Well, you’ve made it to the final segment of the Israel/Palestine series. If you haven’t yet spent enough time reading nonsense, you can get the rest of the installments here: 1, 2, 3, 4, 5, and 6. However, if you feel that you have wasted far too much time on this already, please click on the small “X” at the top-right corner of your screen.
We spent one final night in Nazareth and headed to Mark and Andrea’s flat in Zababida, located in the northern part of the West Bank. In the morning, we met up with our quiet, but friendly taxi driver and drove up the hill one final time to collect Andrea at her flat.
We headed south from Nazareth and into the hill country. It is a far more deserted drive than what a map would lead you to believe. I can understand why people may not want to call this area home anymore, as this is also the first moment I saw signs warning of land mines along the road. As the road wound its way up over the mountain, the driver slowed his pace down a bit as he navigated the ridge. We started our descent, and about halfway down the hill, he jabbed the brakes and got a panicked look in his eyes. Then I heard it: the pop-pop-pop of automatic rifle fire. I looked out the window to my right and could see several Israeli military vehicles parked in the valley below. The driver muttered something to Andrea and, with a look of sheepish relief, started driving again. Read more
The three of us were crammed into the van with five other passengers as we left Ben Gurion Airport in Tel Aviv and headed out into the flat lands of Israel. The scene was strangely like traveling through California’s Central Valley with the 4-lane concrete motorway straight and smooth. On either side of the highway were vast fields of produce; cucumbers, melons, and tomatoes extending all the way to the foothills in the distance. The soil was naturally arid, irrigation bringing abundant life; without it, the floor of the plain would revert to the brown barrenness that it had been for centuries prior. In another 45 minutes we would reach Jerusalem, but first we would have to climb some 700 meters in elevation.
As we ascended into the hillsides, the cooler climate of the higher elevation allowed conifers to grow with surprising success, considering the lack of rainfall; a few at first, followed by stands, then small forests. Weaving through the trees, we turned off at an interchange and headed around a traffic circle. Suddenly, we were transported into tan-colored, endless suburbs.
Our driver seemed to know where he was going: a right, followed by two lefts. Two more rights and another half-dozen or so lefts and we reached the first stop: a nondescript concrete block of flats.

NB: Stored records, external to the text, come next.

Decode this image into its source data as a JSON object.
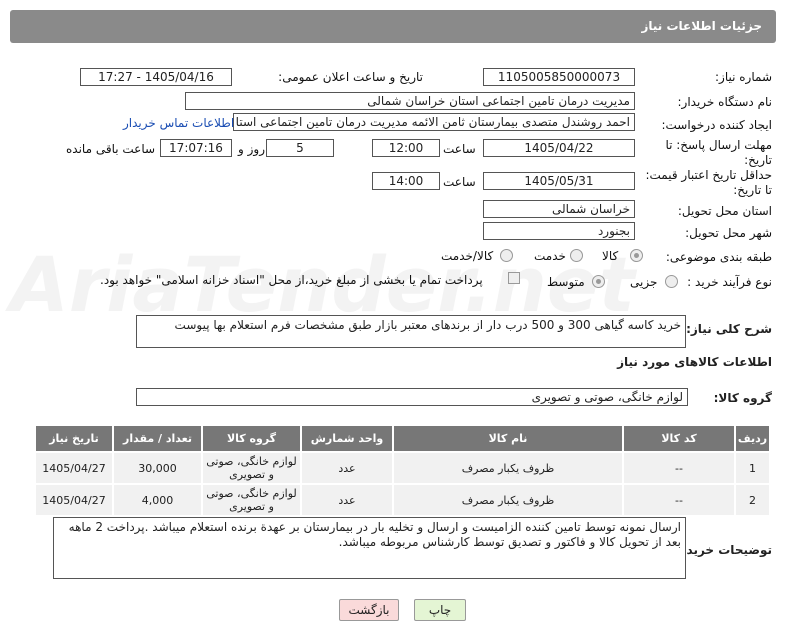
{
  "header": {
    "title": "جزئیات اطلاعات نیاز"
  },
  "fields": {
    "need_number_label": "شماره نیاز:",
    "need_number": "1105005850000073",
    "announce_label": "تاریخ و ساعت اعلان عمومی:",
    "announce_value": "1405/04/16 - 17:27",
    "buyer_org_label": "نام دستگاه خریدار:",
    "buyer_org": "مدیریت درمان تامین اجتماعی استان خراسان شمالی",
    "creator_label": "ایجاد کننده درخواست:",
    "creator": "احمد روشندل متصدی بیمارستان ثامن الائمه مدیریت درمان تامین اجتماعی استا",
    "contact_link": "اطلاعات تماس خریدار",
    "deadline_label": "مهلت ارسال پاسخ: تا تاریخ:",
    "deadline_date": "1405/04/22",
    "time_word": "ساعت",
    "deadline_time": "12:00",
    "days": "5",
    "days_word": "روز و",
    "remaining": "17:07:16",
    "remaining_word": "ساعت باقی مانده",
    "validity_label": "حداقل تاریخ اعتبار قیمت: تا تاریخ:",
    "validity_date": "1405/05/31",
    "validity_time": "14:00",
    "province_label": "استان محل تحویل:",
    "province": "خراسان شمالی",
    "city_label": "شهر محل تحویل:",
    "city": "بجنورد",
    "category_label": "طبقه بندی موضوعی:",
    "cat_goods": "کالا",
    "cat_service": "خدمت",
    "cat_goods_service": "کالا/خدمت",
    "process_label": "نوع فرآیند خرید :",
    "proc_small": "جزیی",
    "proc_medium": "متوسط",
    "payment_note": "پرداخت تمام یا بخشی از مبلغ خرید،از محل \"اسناد خزانه اسلامی\" خواهد بود."
  },
  "description": {
    "label": "شرح کلی نیاز:",
    "text": "خرید کاسه گیاهی 300 و 500 درب دار از برندهای معتبر بازار طبق مشخصات فرم استعلام بها پیوست"
  },
  "goods_info": {
    "title": "اطلاعات کالاهای مورد نیاز",
    "group_label": "گروه کالا:",
    "group_value": "لوازم خانگی، صوتی و تصویری"
  },
  "table": {
    "headers": [
      "ردیف",
      "کد کالا",
      "نام کالا",
      "واحد شمارش",
      "گروه کالا",
      "تعداد / مقدار",
      "تاریخ نیاز"
    ],
    "rows": [
      [
        "1",
        "--",
        "ظروف یکبار مصرف",
        "عدد",
        "لوازم خانگی، صوتی و تصویری",
        "30,000",
        "1405/04/27"
      ],
      [
        "2",
        "--",
        "ظروف یکبار مصرف",
        "عدد",
        "لوازم خانگی، صوتی و تصویری",
        "4,000",
        "1405/04/27"
      ]
    ]
  },
  "buyer_notes": {
    "label": "توضیحات خریدار:",
    "text": "ارسال نمونه توسط تامین کننده الزامیست و ارسال و تخلیه بار در بیمارستان بر عهدة برنده استعلام میباشد .پرداخت 2 ماهه بعد از تحویل کالا و فاکتور و تصدیق توسط کارشناس مربوطه میباشد."
  },
  "buttons": {
    "print": "چاپ",
    "back": "بازگشت"
  },
  "colors": {
    "header_bg": "#8a8a8a",
    "table_header_bg": "#777777",
    "print_btn": "#e4f5d4",
    "back_btn": "#fadada",
    "link": "#1a4db3"
  }
}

The driver confirmed with Passenger #1 that this was The Place without ever needing to extinguish his cigarette. He finally ended his phone conversation in time to help pull Passenger #1’s luggage out of the back doors. Back in the driver’s seat, he slotted the Sprinter into first gear, checked his mirrors, took a drag on his smoke, and dialed his fourth call as we pulled into the street.